Accessible mobility promotes social sustainability
In March 2023, students at Tampere University served as passengers in a congestion test in the Lyyli Living Lab environment, which collected data on, for example, passenger counting system, physical accessibility of ticketing devices, and passenger experience. The students were also tasked with observing public transport from a digital and physical accessibility perspective.
Lyyli Living Lab is a development and testing environment for urban transport products and services in a real-life operating environment, more specifically in a tram. The congestion test was organised by the City of Tampere, Tampere Tramway Ltd., Business Tampere, Skoda, Technical Research Center of Finland VTT and Tampere University. It is a nationally unique piloting entity.
“We have conducted a survey to the students who participated in the test to find out the needs and habits of different types of passengers, as well as perspectives on digital and physical accessibility. On a larger scale, the aim of our study is to investigate and develop passenger services and solutions related to tram and public transport environment,” Researcher Tero Avellan says.
Preliminary results of the survey show that there is a need for more communication about tram etiquette when travelling by tram, for example, and more handles and bars for rush hours, as well as highlighting the location of the ticket readers with bright colours and high-placed signs.
Multimodal and personalized mobility experiences to increase accessibility
Earlier studies have shown that transitions in travel chains and ever-changing information, for example, on schedules, are perceived as challenging. The travel chain refers to all phases of a person’s journey from the point of departure to the destination, including, for example, route planning. The aim is now to develop mobility services by taking better account of multimodal and personalized mobility experiences through digital solutions.
By developing the digital and physical accessibility of public transport, we are able to streamline travel chains and thereby improve the passenger experience. Better passenger experience, in turn, increases the attractiveness and utilisation rate of public transport, reducing, for example, private car use,” Avellan says.
The operating environment can present information to passengers based on, for example, sight, hearing or even sense of touch.
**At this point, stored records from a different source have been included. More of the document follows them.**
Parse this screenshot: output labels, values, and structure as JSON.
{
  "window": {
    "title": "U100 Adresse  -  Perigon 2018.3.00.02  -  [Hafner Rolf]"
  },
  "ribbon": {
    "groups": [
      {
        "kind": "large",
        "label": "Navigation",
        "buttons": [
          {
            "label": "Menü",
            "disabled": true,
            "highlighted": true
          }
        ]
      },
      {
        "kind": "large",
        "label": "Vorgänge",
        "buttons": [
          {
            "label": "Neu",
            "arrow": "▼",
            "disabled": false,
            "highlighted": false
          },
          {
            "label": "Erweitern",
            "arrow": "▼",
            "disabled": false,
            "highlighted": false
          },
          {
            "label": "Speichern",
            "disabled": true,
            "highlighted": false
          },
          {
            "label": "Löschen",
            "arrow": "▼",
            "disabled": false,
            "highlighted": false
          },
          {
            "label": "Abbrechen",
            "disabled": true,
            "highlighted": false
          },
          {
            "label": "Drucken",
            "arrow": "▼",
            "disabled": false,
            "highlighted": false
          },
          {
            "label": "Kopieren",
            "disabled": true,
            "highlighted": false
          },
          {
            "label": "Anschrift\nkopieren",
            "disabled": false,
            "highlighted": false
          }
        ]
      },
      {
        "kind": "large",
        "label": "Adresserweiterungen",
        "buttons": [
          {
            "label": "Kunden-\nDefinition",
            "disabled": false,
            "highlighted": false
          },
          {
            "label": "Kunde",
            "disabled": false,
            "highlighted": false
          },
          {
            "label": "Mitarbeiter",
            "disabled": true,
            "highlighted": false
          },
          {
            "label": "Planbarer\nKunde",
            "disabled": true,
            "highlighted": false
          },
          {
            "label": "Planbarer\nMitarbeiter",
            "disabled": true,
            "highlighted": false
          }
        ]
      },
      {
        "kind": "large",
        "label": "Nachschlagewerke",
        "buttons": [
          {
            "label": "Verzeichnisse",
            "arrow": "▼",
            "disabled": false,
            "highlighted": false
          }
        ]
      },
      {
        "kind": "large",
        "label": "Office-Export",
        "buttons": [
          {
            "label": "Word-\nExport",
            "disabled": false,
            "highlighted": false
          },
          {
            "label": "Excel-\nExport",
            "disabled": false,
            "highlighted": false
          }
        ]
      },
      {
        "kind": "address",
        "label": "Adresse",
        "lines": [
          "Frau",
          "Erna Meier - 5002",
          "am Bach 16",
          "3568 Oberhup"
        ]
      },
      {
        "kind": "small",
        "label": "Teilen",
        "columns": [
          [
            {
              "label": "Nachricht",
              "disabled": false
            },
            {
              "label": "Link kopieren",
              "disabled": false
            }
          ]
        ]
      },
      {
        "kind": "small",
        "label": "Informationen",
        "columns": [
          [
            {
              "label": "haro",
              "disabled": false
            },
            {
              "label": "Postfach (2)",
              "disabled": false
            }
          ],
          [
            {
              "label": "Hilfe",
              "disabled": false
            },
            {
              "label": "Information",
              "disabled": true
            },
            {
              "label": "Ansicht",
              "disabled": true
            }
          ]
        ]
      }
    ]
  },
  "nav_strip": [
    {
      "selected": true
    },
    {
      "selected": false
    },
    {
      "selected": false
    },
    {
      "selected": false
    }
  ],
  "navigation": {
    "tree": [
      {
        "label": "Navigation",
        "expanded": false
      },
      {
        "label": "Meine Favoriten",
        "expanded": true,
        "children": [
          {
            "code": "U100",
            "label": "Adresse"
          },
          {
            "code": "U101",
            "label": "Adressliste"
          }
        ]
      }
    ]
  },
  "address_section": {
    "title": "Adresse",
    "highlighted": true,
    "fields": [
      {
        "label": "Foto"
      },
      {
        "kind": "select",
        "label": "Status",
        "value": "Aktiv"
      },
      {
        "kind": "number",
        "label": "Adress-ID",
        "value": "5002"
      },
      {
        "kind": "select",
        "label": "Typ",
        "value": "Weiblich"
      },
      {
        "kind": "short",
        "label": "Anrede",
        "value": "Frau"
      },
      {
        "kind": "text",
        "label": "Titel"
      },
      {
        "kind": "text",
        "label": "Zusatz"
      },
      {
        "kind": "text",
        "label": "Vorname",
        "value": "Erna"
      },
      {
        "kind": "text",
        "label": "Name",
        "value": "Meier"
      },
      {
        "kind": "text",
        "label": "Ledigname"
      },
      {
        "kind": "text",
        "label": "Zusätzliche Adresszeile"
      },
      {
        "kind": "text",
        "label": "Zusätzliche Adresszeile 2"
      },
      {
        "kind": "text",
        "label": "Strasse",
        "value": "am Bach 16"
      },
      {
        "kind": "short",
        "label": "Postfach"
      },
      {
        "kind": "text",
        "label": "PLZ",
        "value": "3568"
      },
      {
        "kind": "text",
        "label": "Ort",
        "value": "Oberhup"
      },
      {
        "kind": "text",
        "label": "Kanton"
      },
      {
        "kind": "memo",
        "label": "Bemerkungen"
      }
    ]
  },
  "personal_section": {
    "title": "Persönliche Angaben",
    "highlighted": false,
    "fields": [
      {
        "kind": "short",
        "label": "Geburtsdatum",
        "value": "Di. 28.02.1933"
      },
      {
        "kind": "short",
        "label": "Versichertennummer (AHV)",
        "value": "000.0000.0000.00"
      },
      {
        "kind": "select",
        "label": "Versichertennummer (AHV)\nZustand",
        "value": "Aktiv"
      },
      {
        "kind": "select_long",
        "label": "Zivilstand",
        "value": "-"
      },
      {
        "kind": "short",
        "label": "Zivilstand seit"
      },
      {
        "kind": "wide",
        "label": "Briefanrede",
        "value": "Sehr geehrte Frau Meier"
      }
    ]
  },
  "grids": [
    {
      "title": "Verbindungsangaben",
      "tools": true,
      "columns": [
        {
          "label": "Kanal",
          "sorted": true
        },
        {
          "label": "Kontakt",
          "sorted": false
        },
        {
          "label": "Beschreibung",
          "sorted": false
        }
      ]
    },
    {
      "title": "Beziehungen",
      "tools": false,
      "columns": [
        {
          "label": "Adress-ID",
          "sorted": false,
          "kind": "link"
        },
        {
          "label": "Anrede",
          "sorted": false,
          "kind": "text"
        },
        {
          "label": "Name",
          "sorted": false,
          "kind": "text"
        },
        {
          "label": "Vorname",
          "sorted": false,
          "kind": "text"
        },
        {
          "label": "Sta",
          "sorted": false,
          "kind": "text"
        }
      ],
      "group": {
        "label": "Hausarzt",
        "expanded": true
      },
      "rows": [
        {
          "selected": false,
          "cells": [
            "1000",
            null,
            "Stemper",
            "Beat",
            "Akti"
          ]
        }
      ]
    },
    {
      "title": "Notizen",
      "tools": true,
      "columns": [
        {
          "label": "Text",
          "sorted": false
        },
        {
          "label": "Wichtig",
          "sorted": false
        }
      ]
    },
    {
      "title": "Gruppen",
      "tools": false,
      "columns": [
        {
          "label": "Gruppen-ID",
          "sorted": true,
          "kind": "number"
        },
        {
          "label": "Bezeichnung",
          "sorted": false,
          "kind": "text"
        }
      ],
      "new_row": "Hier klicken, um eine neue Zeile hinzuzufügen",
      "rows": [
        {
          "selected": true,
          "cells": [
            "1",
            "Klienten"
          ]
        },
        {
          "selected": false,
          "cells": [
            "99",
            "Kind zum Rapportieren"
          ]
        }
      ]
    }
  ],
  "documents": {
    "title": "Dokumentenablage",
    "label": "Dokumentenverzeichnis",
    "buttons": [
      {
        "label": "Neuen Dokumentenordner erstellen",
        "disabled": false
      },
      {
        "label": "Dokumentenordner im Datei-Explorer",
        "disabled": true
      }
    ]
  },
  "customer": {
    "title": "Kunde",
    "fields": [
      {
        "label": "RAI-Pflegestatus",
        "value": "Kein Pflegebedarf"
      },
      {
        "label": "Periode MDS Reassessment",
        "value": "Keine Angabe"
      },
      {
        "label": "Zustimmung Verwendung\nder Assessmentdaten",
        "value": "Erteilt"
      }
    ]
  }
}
As an example, a passenger with sensory defensiveness could also be guided, if necessary, to a place with less sensory load on the vehicle.
Digital and physical accessibility are key themes of social sustainability
Social sustainability refers to services and technological solutions that promote non-discrimination and equality between members of society. The activities of TACCU focus especially on social sustainability, which aims to promote equality, among other things. Digital and physical accessibility are key themes in it.
“When the right opportunity comes, we will definitely continue to use the mass potential of students for research. The processes involved in the congestion test already taught us a lot, but the operating models for effective inclusion of students still need to be developed,” Postdoctoral Research Fellow Tuuli Keskinen says.
Accessibility is at the heart of TACCU’s activities, but it is also an important factor in many projects of TAUCHI now and in the future. Projects combining mobility services and an accessibility theme are also already underway and about to be launched.
“It is important to note that sustainable development is a multidimensional phenomenon and, in addition to traditional ecological sustainability, the target is social sustainability in particular. Tampere as a university community and as a city has the opportunity to be a forerunner in this,” Professor Markku Turunen points out.